Let’s state the obvious here – SILKs have an income disadvantage compared to DINKs. We have half the income and more mouths to feed! And you can only frugal your way so far. Financial independence requires money after all and unless the single wage earner has an incredibly high salary, it is going to take some additional income sources to speed up the timeline.
I’ve always been intrigued with real estate. I love driving through nice neighborhoods admiring the beautiful homes and scouring real estate apps looking at listings. And there is something about investing in physical assets that appeals to me more than paper (or more like digital!) assets. While I know real estate investing comes with its own challenges, I see it as an extremely viable option for a single income household looking to increase their monthly cash flow and speed up their path to financial independence.
I’m no real estate mogul, but I have dipped my toes in the water in the last few years. When I was attending school in a small town of about 10,000 people, we decided to buy a home instead of rent. The idea of living in someone else’s house with 2 kids at the time who liked to color on walls and pull on blinds didn’t appeal to me. Not to mention, the home prices were so low that it was hard for my engineer mind to pay hundreds of dollars more a month to fill someone else’s pockets. We knew we would only be living there two years and that it might take a while to sell in the market at the time, so we planned to keep it as a rental once I finished school.

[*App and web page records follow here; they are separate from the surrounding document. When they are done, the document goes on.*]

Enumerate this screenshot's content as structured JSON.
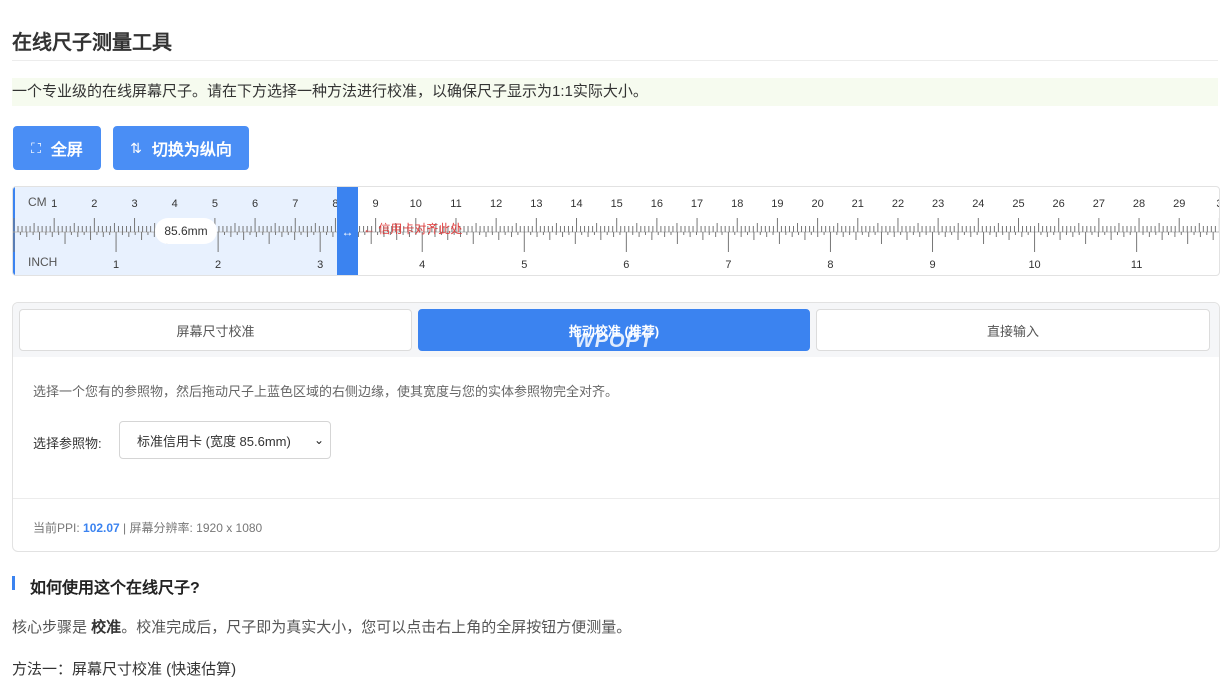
{
  "page": {
    "title": "在线尺子测量工具",
    "intro": "一个专业级的在线屏幕尺子。请在下方选择一种方法进行校准，以确保尺子显示为1:1实际大小。"
  },
  "toolbar": {
    "fullscreen_label": "全屏",
    "fullscreen_icon": "fullscreen-icon",
    "orientation_label": "切换为纵向",
    "orientation_icon": "swap-vertical-icon"
  },
  "ruler": {
    "cm_unit": "CM",
    "inch_unit": "INCH",
    "cm_labels": [
      "1",
      "2",
      "3",
      "4",
      "5",
      "6",
      "7",
      "8",
      "9",
      "10",
      "11",
      "12",
      "13",
      "14",
      "15",
      "16",
      "17",
      "18",
      "19",
      "20",
      "21",
      "22",
      "23",
      "24",
      "25",
      "26",
      "27",
      "28",
      "29",
      "3"
    ],
    "inch_labels": [
      "1",
      "2",
      "3",
      "4",
      "5",
      "6",
      "7",
      "8",
      "9",
      "10",
      "11"
    ],
    "width_badge": "85.6mm",
    "handle_glyph": "↔",
    "align_label": "← 信用卡对齐此处",
    "selection_width_mm": 85.6,
    "colors": {
      "selection": "#e8f1fe",
      "handle": "#3b83f0",
      "align_label": "#e03e3e"
    }
  },
  "calibration": {
    "tabs": [
      {
        "label": "屏幕尺寸校准"
      },
      {
        "label": "拖动校准 (推荐)"
      },
      {
        "label": "直接输入"
      }
    ],
    "active_tab": 1,
    "watermark": "WPOPT",
    "instructions": "选择一个您有的参照物，然后拖动尺子上蓝色区域的右侧边缘，使其宽度与您的实体参照物完全对齐。",
    "reference_label": "选择参照物:",
    "reference_selected": "标准信用卡 (宽度 85.6mm)",
    "status_ppi_label": "当前PPI: ",
    "status_ppi_value": "102.07",
    "status_resolution": " | 屏幕分辨率: 1920 x 1080"
  },
  "howto": {
    "title": "如何使用这个在线尺子?",
    "core_prefix": "核心步骤是 ",
    "core_bold": "校准",
    "core_suffix": "。校准完成后，尺子即为真实大小，您可以点击右上角的全屏按钮方便测量。",
    "method1": "方法一：屏幕尺寸校准 (快速估算)"
  }
}
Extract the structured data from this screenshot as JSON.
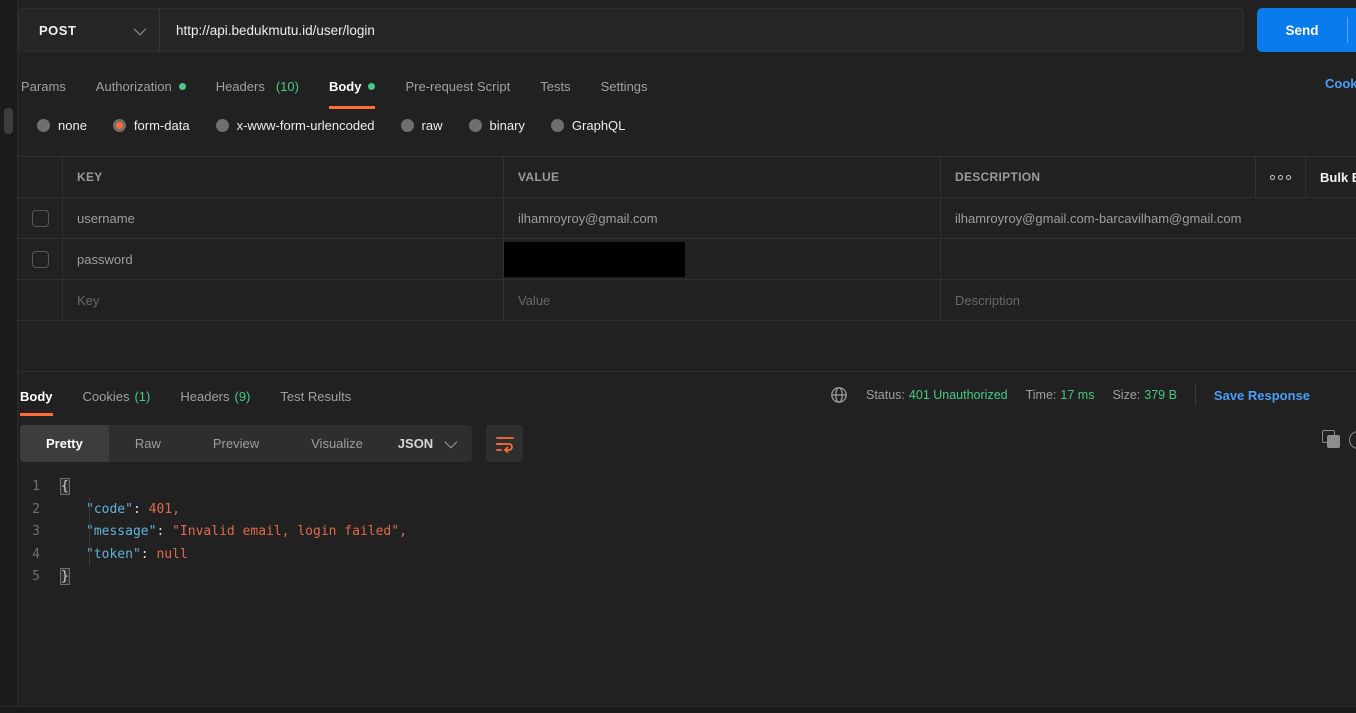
{
  "colors": {
    "accent_orange": "#ff6c37",
    "green": "#4ac885",
    "link_blue": "#4c9df8",
    "send_blue": "#097bed"
  },
  "request": {
    "method": "POST",
    "url": "http://api.bedukmutu.id/user/login",
    "send_label": "Send",
    "cookies_link": "Cookies",
    "tabs": {
      "params": "Params",
      "authorization": "Authorization",
      "headers": "Headers",
      "headers_count": "(10)",
      "body": "Body",
      "prerequest": "Pre-request Script",
      "tests": "Tests",
      "settings": "Settings"
    },
    "modes": {
      "none": "none",
      "form_data": "form-data",
      "urlencoded": "x-www-form-urlencoded",
      "raw": "raw",
      "binary": "binary",
      "graphql": "GraphQL"
    },
    "selected_mode": "form-data"
  },
  "form_table": {
    "col_key": "KEY",
    "col_value": "VALUE",
    "col_description": "DESCRIPTION",
    "bulk_edit": "Bulk Edit",
    "rows": [
      {
        "key": "username",
        "value": "ilhamroyroy@gmail.com",
        "description": "ilhamroyroy@gmail.com-barcavilham@gmail.com"
      },
      {
        "key": "password",
        "value": "",
        "description": ""
      }
    ],
    "placeholder": {
      "key": "Key",
      "value": "Value",
      "description": "Description"
    }
  },
  "response": {
    "tabs": {
      "body": "Body",
      "cookies": "Cookies",
      "cookies_count": "(1)",
      "headers": "Headers",
      "headers_count": "(9)",
      "test_results": "Test Results"
    },
    "meta": {
      "status_label": "Status:",
      "status_value": "401 Unauthorized",
      "time_label": "Time:",
      "time_value": "17 ms",
      "size_label": "Size:",
      "size_value": "379 B",
      "save_response": "Save Response"
    },
    "views": {
      "pretty": "Pretty",
      "raw": "Raw",
      "preview": "Preview",
      "visualize": "Visualize"
    },
    "format": "JSON",
    "code": {
      "line_numbers": [
        "1",
        "2",
        "3",
        "4",
        "5"
      ],
      "l1_open": "{",
      "l2_key": "\"code\"",
      "l2_colon": ": ",
      "l2_val": "401",
      "l2_comma": ",",
      "l3_key": "\"message\"",
      "l3_colon": ": ",
      "l3_val": "\"Invalid email, login failed\"",
      "l3_comma": ",",
      "l4_key": "\"token\"",
      "l4_colon": ": ",
      "l4_val": "null",
      "l5_close": "}"
    }
  }
}
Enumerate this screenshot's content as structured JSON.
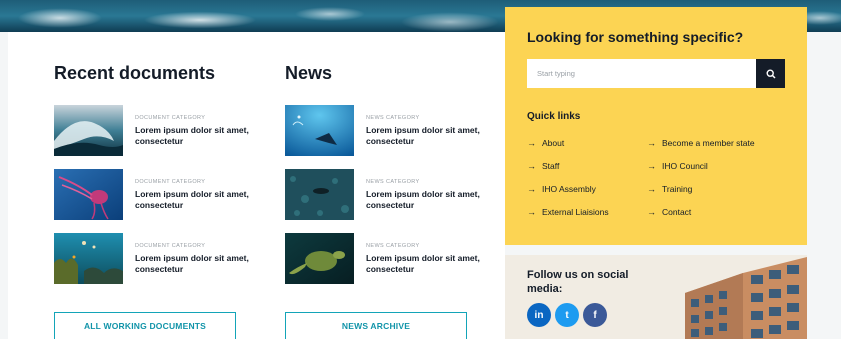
{
  "documents": {
    "title": "Recent documents",
    "items": [
      {
        "category": "DOCUMENT CATEGORY",
        "title": "Lorem ipsum dolor sit amet, consectetur",
        "image": "wave-photo"
      },
      {
        "category": "DOCUMENT CATEGORY",
        "title": "Lorem ipsum dolor sit amet, consectetur",
        "image": "jellyfish-photo"
      },
      {
        "category": "DOCUMENT CATEGORY",
        "title": "Lorem ipsum dolor sit amet, consectetur",
        "image": "coral-reef-photo"
      }
    ],
    "button_label": "ALL WORKING DOCUMENTS"
  },
  "news": {
    "title": "News",
    "items": [
      {
        "category": "NEWS CATEGORY",
        "title": "Lorem ipsum dolor sit amet, consectetur",
        "image": "manta-ray-photo"
      },
      {
        "category": "NEWS CATEGORY",
        "title": "Lorem ipsum dolor sit amet, consectetur",
        "image": "seabed-fish-photo"
      },
      {
        "category": "NEWS CATEGORY",
        "title": "Lorem ipsum dolor sit amet, consectetur",
        "image": "sea-turtle-photo"
      }
    ],
    "button_label": "NEWS ARCHIVE"
  },
  "search": {
    "title": "Looking for something specific?",
    "placeholder": "Start typing",
    "button_icon": "search-icon"
  },
  "quick_links": {
    "title": "Quick links",
    "left": [
      "About",
      "Staff",
      "IHO Assembly",
      "External Liaisions"
    ],
    "right": [
      "Become a member state",
      "IHO Council",
      "Training",
      "Contact"
    ]
  },
  "social": {
    "title": "Follow us on social media:",
    "networks": [
      {
        "icon": "linkedin-icon",
        "label": "in",
        "color": "#0a66c2"
      },
      {
        "icon": "twitter-icon",
        "label": "t",
        "color": "#1d9bf0"
      },
      {
        "icon": "facebook-icon",
        "label": "f",
        "color": "#3b5998"
      }
    ]
  },
  "colors": {
    "accent_yellow": "#fcd453",
    "accent_teal": "#13a4b8",
    "dark": "#141c28"
  }
}
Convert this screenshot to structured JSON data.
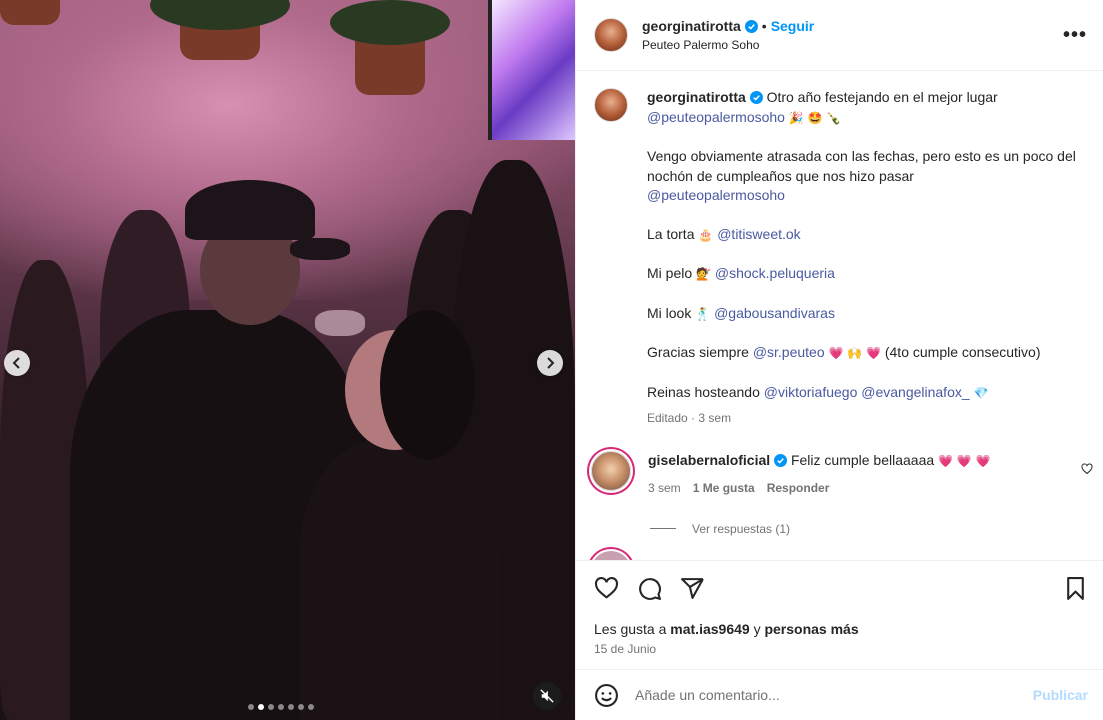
{
  "media": {
    "slide_count": 7,
    "active_slide_index": 1,
    "muted": true
  },
  "post": {
    "username": "georginatirotta",
    "follow_label": "Seguir",
    "separator": "•",
    "location": "Peuteo Palermo Soho"
  },
  "caption": {
    "username": "georginatirotta",
    "line1_text": "Otro año festejando en el mejor lugar",
    "line1_mention": "@peuteopalermosoho",
    "line1_emoji": "🎉 🤩 🍾",
    "para1_text": "Vengo obviamente atrasada con las fechas, pero esto es un poco del nochón de cumpleaños que nos hizo pasar",
    "para1_mention": "@peuteopalermosoho",
    "cake_label": "La torta",
    "cake_emoji": "🎂",
    "cake_mention": "@titisweet.ok",
    "hair_label": "Mi pelo",
    "hair_emoji": "💇",
    "hair_mention": "@shock.peluqueria",
    "look_label": "Mi look",
    "look_emoji": "🕺",
    "look_mention": "@gabousandivaras",
    "thanks_label": "Gracias siempre",
    "thanks_mention": "@sr.peuteo",
    "thanks_emoji": "💗 🙌 💗",
    "thanks_suffix": "(4to cumple consecutivo)",
    "queens_label": "Reinas hosteando",
    "queens_mention1": "@viktoriafuego",
    "queens_mention2": "@evangelinafox_",
    "queens_emoji": "💎",
    "edited": "Editado",
    "edited_sep": "·",
    "edited_time": "3 sem"
  },
  "comment": {
    "username": "giselabernaloficial",
    "text": "Feliz cumple bellaaaaa",
    "emoji": "💗 💗 💗",
    "time": "3 sem",
    "likes": "1 Me gusta",
    "reply": "Responder",
    "view_replies": "Ver respuestas (1)"
  },
  "actions": {
    "likes_prefix": "Les gusta a",
    "likes_user": "mat.ias9649",
    "likes_and": "y",
    "likes_others": "personas más",
    "date": "15 de Junio"
  },
  "add_comment": {
    "placeholder": "Añade un comentario...",
    "publish_label": "Publicar"
  },
  "colors": {
    "link": "#0095f6",
    "mention": "#4a5aa0",
    "muted_text": "#737373",
    "publish_disabled": "#b3dbff"
  }
}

While I was clueless to all the intricacies of owning real estate and really wasn’t in the best financial position to be investing, it has turned out to be a positive experience so far. In many ways I got lucky and have been blessed with a solid tenant (a professor at my alma mater) who pays on time, takes care of minor repairs, doesn’t call me at 3 am, and is content to renew his lease every year for the foreseeable future. The major drawback is that my first job out of college took me to another state, and long distance landlording is a challenge. I have no plans to kick my tenant out any sooner than he wants to leave, but in the future I plan to invest locally. I want to start with a small multi-family rental (2-5 units) and build up from there.
Real estate can require a lot of capital, so I am always looking for other less expensive ways to boost our income. You could call me a serial side hustler, and it started young. Digging through the couch cushions was a major source of income for me as a kid, but I quickly realized there were better methods of building wealth. At 5 years old, my brother and I began a small business collecting aluminum cans from the neighbors and taking them to the recycle center. I helped him build some can crushers of his own design out of 2×4’s and mason jar rings which we tried selling to our clients. Since then, I have tried everything from being a ride share driver to my latest adventure of selling used books on Amazon.
I like the term side hustle. So many of us work a typical 9-5 job (or 9-9 for others) and we may be hustling, but the size of our paychecks is not directly related to the amount of hustle. We are essentially trading time for money. For me, a side hustle is more than a part-time job – the earning potential is nearly limitless and the more we hustle the more we can make.
Stay tuned to read about all of my side hustles of the past (some successful, others not so much) and to keep up on my new side hustle experiments!
So there they are – our five building blocks for building wealth and achieving financial independence. Yours may be the same or they may be different. Find whatever works for your family. Feel free to share yours in the comments and I hope you enjoy future articles in each of these categories.